- From LexisNexis® Mealey’s™ Daily Legal News.
Creditor Statoil USA E&P on May 31 filed a brief objecting to a motion by bankrupt ATP Oil & Gas Corp. (ATP) that seeks approval of bidding procedures in its Chapter 11 proceeding, arguing that ATP has failed to post supplemental bond for more than $ 87.62 million related to deep-water drilling assets ATP is attempting to sell (In Re: ATP Oil & Gas Corporation, No. 12-36287, Chapter 11, S.D. Texas Bkcy.).
On Aug. 17, ATP filed for Chapter 11 bankruptcy in the U.S. Bankruptcy Court for the Southern District of Texas, citing an aggregate debt of $ 1.9 billion brought on by the drilling prohibition instituted in the Gulf of Mexico after the Deepwater Horizon oil spill.
Statoil argues that the Bankruptcy Court should not grant an emergency motion ATP filed seeking approval of the sale of substantially all of ATP’s assets free and clear of all liens, on grounds ATP still owes $ 87,624,275 related to an agreement between ATP and Statoil.
According to court documents, ATP’s business includes the operation of certain oil and gas leases in federal waters offshore of the State of Louisiana. The gas leases pertain to areas known as Block 941, Mississippi Canyon (MC 941) and Block 942, Mississippi Canyon (MC 942).
Moreover, MC 941 and MC 942 comprise a portion of ATP’s Telemark project. ATP acquired its interest in MC 941 and MC 942 through an asset purchase agreement (APA) with Hydro Gulf of Mexico LLC in 2006, according to court records.

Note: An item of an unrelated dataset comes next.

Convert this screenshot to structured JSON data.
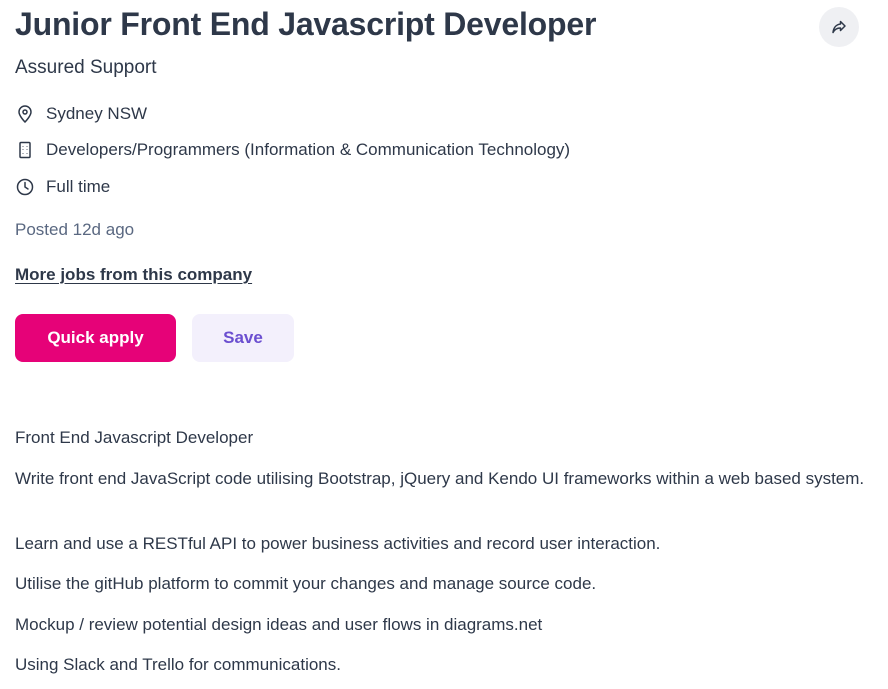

Statoil is the successor to Hydro.
ATP’s interest in MC 941 and 942 is in the nature of operating rights, Statoil says. ATP acquired 100 percent of the operating rights above 18,000 feet, and Statoil retained no economic interest in the shallow depths. Statoil remains a record title owner with respect to the properties in question, it contends.
Statoil maintains that pursuant to 30 Code of Federal Regulations Section 556.52, et seq., lessees of outer continental shelf oil and gas leases must provide bonds to guarantee compliance with all obligations of the lease.
Before filing for bankruptcy, ATP was exempt from the requirement that it provide supplemental bonding, Statoil says; however, that changed when the U.S. Bureau of Ocean Energy Management (BOEM) notified ATP in 2012 that it no longer was exempt from the bonding waiver.
Statoil objects to ATP’s sale motion unless certain conditions are met.
Statoil says ATP must cure its default under the APA by immediately posting the supplemental bonds demanded by BOEM with respect to Telemark. Moreover, Statoil says that ATP, and any purchaser of its interest in Telemark, must maintain the supplemental bonds demanded by BOEM at all times until such time as BOEM has determined that there is not any need for supplemental bonding with respect to Telemark.
Furthermore, ATP and the lenders providing post-petition financing must post bonds in an amount sufficient for BOEM to release the bonds posted by Statoil and immediately reimburse Statoil for all costs incurred in posting the bonds demanded by BOEM, Statoil says.
Statoil argues as well that the sale of the Telemark properties must be made subject to the APA and the buyer of Telemark must be made personally liable for all obligations imposed by the APA.
Statoil is represented by Michael D. Rubenstein of Liskow & Lewis in Houston. ATP is represented by Charles S. Kelley of Mayer Brown in Houston, Howard S. Beltzer and Frederick D. Hyman of the firm’s office in New York and Stuart M. Rozen and Sean T. Scott of the firm’s office in Chicago.